Ballantyne Re, the special purpose vehicle (SPV) used by Scottish Annuity & Life to finance the excess reserving associated with certain blocks of business ceded by Scottish Re (US) that fall subject to the statutory reserve requirements of the US Regulation XXX regime, announced on February 20 that Ambac Assurance had not granted its consent to Ballantyne Re's request to seek removal of excess funds from the Reinsurance Trust Account (RTA).
Ballantyne Re said that, under the terms of the Amended & Restated (A&R) Reinsurance Agreement dated October 1 2008, "assets in the RTA in excess of 102% of the Required Balance ("excess funds") are available to be released to Ballantyne Re … subject to certain consents".
On February 2 this year Ballantyne Re consulted with Ambac about the release of excess funds from the RTA.
The release of excess funds would also be subject to the consent of Security Life of Denver Insurance Co, with such consent "not to be unreasonably withheld".
Ballantyne Re said that on February 9 Ambac had informed it that Ambac did not grant the consent.
Ballantyne Re was formed in 2004 as an Ireland-based SPV by Scottish Re to execute a reinsurance agreement with Scottish Re (US) to facilitate the funding of redundant statutory reserves. Scottish Re (US) ceded to Ballantyne Re on an indemnity basis relating to a defined block of level premium term policies written between 1996 and 2005 and reinsured with Scottish Re (US) on a co-insurance basis.
Ambac Assurance UK issued financial guarantee policies on the Class A-2 Series A notes and the Class A-3 notes. It guaranteed $900m of the notes issued by Ballantyne.
The collateralised mortgage bonds crisis of 2008 led Ballantyne Re to default on the class A-1 note, which was not guaranteed by Ambac. In January 2009 it sold on a block of its US individual life business to Hannover Re, having originally hoped to sell its entire North American segment. It conceded that it had "acute capital, liquidity and collateral needs".

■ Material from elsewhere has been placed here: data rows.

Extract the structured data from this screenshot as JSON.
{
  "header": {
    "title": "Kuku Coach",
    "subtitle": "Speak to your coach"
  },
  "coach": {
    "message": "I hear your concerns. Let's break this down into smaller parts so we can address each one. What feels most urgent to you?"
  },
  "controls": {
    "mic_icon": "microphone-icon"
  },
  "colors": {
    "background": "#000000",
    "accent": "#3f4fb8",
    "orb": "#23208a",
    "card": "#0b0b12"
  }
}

By May 2009 Ambac had taken legal action against JP Morgan Investment, on allegations that the investment company had breached contracts through inappropriate investments in subprime and other mortgage-backed securities in its role as manager of Ballantyne Re's book of assets. Scottish Re went into run-off and Ballantyne Re entered deconsolidation.
That lawsuit was thrown out in March 2010.

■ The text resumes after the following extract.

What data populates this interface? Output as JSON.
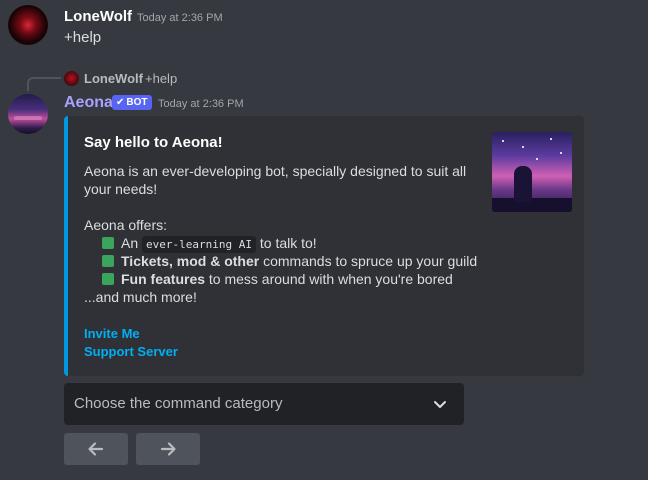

By mid-2012 it became clear that investors in all of the tranches of Ballantyne Re were likely to end up losing money. After the sale of the ING business, its underlying block was the old Security Life of Denver Insurance Account. While the $2.1bn it raised was sound, the investments made with the money were not, hence the case against JP Morgan Asset Management.
By 2013 Fitch had withdrawn its ratings on the Class B-1 and B2 notes (only $50m of the $1.7bn initial issue), with a recovery estimate of 0%. The class A-1 notes had a recovery estimate of 40%.
Fitch noted that Ballantyne Re's liabilities exceeded the current book value of its assets "by a significant margin".